> [Directions]
Please print the records below exactly as they are.

> [Items from an interface collection]
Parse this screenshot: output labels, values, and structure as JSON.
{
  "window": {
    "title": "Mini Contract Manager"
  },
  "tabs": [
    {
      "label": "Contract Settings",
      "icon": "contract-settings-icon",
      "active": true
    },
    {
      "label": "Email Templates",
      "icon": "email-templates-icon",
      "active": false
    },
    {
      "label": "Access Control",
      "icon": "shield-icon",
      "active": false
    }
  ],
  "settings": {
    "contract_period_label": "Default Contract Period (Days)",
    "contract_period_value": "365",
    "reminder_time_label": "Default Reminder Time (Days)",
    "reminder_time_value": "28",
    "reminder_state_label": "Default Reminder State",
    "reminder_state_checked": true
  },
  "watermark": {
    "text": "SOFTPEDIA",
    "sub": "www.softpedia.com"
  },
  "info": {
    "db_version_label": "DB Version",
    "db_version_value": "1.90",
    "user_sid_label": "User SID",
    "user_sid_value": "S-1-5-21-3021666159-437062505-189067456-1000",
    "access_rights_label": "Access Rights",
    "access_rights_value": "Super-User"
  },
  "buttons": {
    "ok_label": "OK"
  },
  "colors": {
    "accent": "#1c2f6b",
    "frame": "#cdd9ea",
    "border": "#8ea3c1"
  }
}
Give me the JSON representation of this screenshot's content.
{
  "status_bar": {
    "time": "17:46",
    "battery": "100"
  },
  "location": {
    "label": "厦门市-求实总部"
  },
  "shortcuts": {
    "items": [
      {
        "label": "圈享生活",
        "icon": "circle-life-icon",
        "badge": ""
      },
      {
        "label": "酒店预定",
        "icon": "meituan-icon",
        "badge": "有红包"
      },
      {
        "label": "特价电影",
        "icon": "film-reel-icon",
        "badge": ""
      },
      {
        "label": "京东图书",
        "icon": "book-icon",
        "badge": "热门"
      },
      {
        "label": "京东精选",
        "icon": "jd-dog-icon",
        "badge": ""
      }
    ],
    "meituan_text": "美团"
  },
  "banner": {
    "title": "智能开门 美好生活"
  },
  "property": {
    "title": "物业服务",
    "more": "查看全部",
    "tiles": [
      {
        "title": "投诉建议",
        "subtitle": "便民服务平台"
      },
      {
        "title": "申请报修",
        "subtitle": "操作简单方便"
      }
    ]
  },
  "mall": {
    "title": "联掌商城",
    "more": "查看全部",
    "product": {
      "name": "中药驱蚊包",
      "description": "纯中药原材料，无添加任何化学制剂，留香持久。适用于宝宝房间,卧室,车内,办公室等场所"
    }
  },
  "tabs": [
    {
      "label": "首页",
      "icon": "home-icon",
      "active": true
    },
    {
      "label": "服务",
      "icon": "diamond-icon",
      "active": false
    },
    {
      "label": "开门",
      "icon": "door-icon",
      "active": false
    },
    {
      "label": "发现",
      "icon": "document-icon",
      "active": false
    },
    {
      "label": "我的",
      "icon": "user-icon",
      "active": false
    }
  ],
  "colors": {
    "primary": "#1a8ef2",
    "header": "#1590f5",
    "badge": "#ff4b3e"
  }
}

> [Solved problem]
Parse this screenshot: output labels, values, and structure as JSON.
{
  "window": {
    "title": "Mini Contract Manager"
  },
  "tabs": [
    {
      "label": "Contract Settings",
      "icon": "contract-settings-icon",
      "active": true
    },
    {
      "label": "Email Templates",
      "icon": "email-templates-icon",
      "active": false
    },
    {
      "label": "Access Control",
      "icon": "shield-icon",
      "active": false
    }
  ],
  "settings": {
    "contract_period_label": "Default Contract Period (Days)",
    "contract_period_value": "365",
    "reminder_time_label": "Default Reminder Time (Days)",
    "reminder_time_value": "28",
    "reminder_state_label": "Default Reminder State",
    "reminder_state_checked": true
  },
  "watermark": {
    "text": "SOFTPEDIA",
    "sub": "www.softpedia.com"
  },
  "info": {
    "db_version_label": "DB Version",
    "db_version_value": "1.90",
    "user_sid_label": "User SID",
    "user_sid_value": "S-1-5-21-3021666159-437062505-189067456-1000",
    "access_rights_label": "Access Rights",
    "access_rights_value": "Super-User"
  },
  "buttons": {
    "ok_label": "OK"
  },
  "colors": {
    "accent": "#1c2f6b",
    "frame": "#cdd9ea",
    "border": "#8ea3c1"
  }
}
Give me the JSON representation of this screenshot's content.
{
  "status_bar": {
    "time": "17:46",
    "battery": "100"
  },
  "location": {
    "label": "厦门市-求实总部"
  },
  "shortcuts": {
    "items": [
      {
        "label": "圈享生活",
        "icon": "circle-life-icon",
        "badge": ""
      },
      {
        "label": "酒店预定",
        "icon": "meituan-icon",
        "badge": "有红包"
      },
      {
        "label": "特价电影",
        "icon": "film-reel-icon",
        "badge": ""
      },
      {
        "label": "京东图书",
        "icon": "book-icon",
        "badge": "热门"
      },
      {
        "label": "京东精选",
        "icon": "jd-dog-icon",
        "badge": ""
      }
    ],
    "meituan_text": "美团"
  },
  "banner": {
    "title": "智能开门 美好生活"
  },
  "property": {
    "title": "物业服务",
    "more": "查看全部",
    "tiles": [
      {
        "title": "投诉建议",
        "subtitle": "便民服务平台"
      },
      {
        "title": "申请报修",
        "subtitle": "操作简单方便"
      }
    ]
  },
  "mall": {
    "title": "联掌商城",
    "more": "查看全部",
    "product": {
      "name": "中药驱蚊包",
      "description": "纯中药原材料，无添加任何化学制剂，留香持久。适用于宝宝房间,卧室,车内,办公室等场所"
    }
  },
  "tabs": [
    {
      "label": "首页",
      "icon": "home-icon",
      "active": true
    },
    {
      "label": "服务",
      "icon": "diamond-icon",
      "active": false
    },
    {
      "label": "开门",
      "icon": "door-icon",
      "active": false
    },
    {
      "label": "发现",
      "icon": "document-icon",
      "active": false
    },
    {
      "label": "我的",
      "icon": "user-icon",
      "active": false
    }
  ],
  "colors": {
    "primary": "#1a8ef2",
    "header": "#1590f5",
    "badge": "#ff4b3e"
  }
}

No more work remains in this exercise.